The Walkmen – Bows + Arrows
Released on February 2nd, 2004, Bows + Arrows was the sophomore record from the Walkmen. Both “Little House of Savages” and “What’s in It for Me” were included in the TV show The O.C. With the amount of exposure the LP was getting, came critical acclaim with Pitchfork naming “The Rat” the 6th Best Single of the Year and gave the album a very high rating of 9.2/10. The record was noted for its more immediate and focused sound compared to their previous work.
Interpol – Antics
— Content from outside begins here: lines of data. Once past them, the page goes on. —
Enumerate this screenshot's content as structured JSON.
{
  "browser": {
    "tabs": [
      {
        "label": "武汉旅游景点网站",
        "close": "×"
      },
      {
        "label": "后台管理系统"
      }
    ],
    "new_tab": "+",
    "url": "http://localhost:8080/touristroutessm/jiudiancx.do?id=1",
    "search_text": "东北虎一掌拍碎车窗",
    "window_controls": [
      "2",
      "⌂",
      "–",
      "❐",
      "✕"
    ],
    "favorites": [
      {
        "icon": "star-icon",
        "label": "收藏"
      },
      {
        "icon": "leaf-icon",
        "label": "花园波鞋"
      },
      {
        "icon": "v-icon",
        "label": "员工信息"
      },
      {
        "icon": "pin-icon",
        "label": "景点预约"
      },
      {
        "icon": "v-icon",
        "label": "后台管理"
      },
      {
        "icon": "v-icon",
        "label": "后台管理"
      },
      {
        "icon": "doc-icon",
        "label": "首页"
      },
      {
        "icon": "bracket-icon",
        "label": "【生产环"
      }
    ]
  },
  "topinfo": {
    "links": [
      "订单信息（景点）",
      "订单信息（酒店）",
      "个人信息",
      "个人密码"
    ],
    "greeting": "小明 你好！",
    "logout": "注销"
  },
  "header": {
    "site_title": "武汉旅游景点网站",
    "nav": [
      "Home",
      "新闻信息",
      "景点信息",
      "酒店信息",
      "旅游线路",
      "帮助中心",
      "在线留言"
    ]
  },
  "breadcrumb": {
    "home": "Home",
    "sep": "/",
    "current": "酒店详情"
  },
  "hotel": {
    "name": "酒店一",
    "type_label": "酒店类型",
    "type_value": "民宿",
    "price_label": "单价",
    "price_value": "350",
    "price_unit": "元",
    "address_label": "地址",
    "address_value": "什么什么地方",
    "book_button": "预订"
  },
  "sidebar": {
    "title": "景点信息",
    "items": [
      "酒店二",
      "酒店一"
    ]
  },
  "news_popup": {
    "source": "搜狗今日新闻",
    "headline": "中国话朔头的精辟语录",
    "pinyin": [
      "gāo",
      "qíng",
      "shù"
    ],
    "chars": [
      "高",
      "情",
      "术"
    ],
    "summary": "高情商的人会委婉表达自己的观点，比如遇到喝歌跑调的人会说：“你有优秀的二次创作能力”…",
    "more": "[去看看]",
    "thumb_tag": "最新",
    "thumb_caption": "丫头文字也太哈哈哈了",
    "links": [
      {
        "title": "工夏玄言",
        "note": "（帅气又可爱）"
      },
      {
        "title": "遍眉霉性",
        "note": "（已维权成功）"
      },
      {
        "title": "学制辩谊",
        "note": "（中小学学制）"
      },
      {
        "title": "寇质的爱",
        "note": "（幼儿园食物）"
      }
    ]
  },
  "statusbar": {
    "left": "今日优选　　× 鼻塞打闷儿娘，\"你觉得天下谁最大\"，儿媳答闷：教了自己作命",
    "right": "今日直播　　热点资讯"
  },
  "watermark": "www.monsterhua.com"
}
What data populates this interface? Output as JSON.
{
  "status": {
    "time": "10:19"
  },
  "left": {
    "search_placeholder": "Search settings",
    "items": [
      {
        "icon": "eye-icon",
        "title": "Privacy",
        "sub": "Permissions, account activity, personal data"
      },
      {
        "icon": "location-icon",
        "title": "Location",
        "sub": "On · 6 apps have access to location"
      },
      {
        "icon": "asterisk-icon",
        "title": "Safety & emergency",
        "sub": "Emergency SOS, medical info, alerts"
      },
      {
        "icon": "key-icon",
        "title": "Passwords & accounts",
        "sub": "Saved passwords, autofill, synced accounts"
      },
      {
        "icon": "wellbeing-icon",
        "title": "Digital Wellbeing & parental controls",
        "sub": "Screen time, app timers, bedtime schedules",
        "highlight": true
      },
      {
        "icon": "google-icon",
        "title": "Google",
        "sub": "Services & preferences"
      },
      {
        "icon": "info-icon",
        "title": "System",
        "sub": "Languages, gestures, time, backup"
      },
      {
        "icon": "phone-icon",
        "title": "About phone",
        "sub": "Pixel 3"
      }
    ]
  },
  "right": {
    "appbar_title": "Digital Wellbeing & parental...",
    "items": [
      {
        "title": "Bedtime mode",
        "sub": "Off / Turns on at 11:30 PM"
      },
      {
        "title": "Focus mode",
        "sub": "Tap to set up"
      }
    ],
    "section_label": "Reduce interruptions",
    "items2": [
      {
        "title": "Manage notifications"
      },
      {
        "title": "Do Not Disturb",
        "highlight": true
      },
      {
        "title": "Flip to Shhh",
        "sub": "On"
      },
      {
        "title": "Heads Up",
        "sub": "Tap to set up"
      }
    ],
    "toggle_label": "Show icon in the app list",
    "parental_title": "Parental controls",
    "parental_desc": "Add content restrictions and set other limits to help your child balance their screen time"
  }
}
Antics was released on September 27th, 2004 and is the group’s second studio album. The 10 track effort was recorded at Tarquin Studios in Bridgeport, Connecticut and spawned arguably some of their biggest songs including “Slow Hands” and “Evil”. Antics went on to achieve gold status and made it to #1 on the US independent release chart. Most reviews of the album were very positive; the Village Voice said “What makes Antics such an improvement over Bright Lights is how capable Interpol have become at complementing Banks’s lovely ambiguity with an increasingly precise post-punk throb.”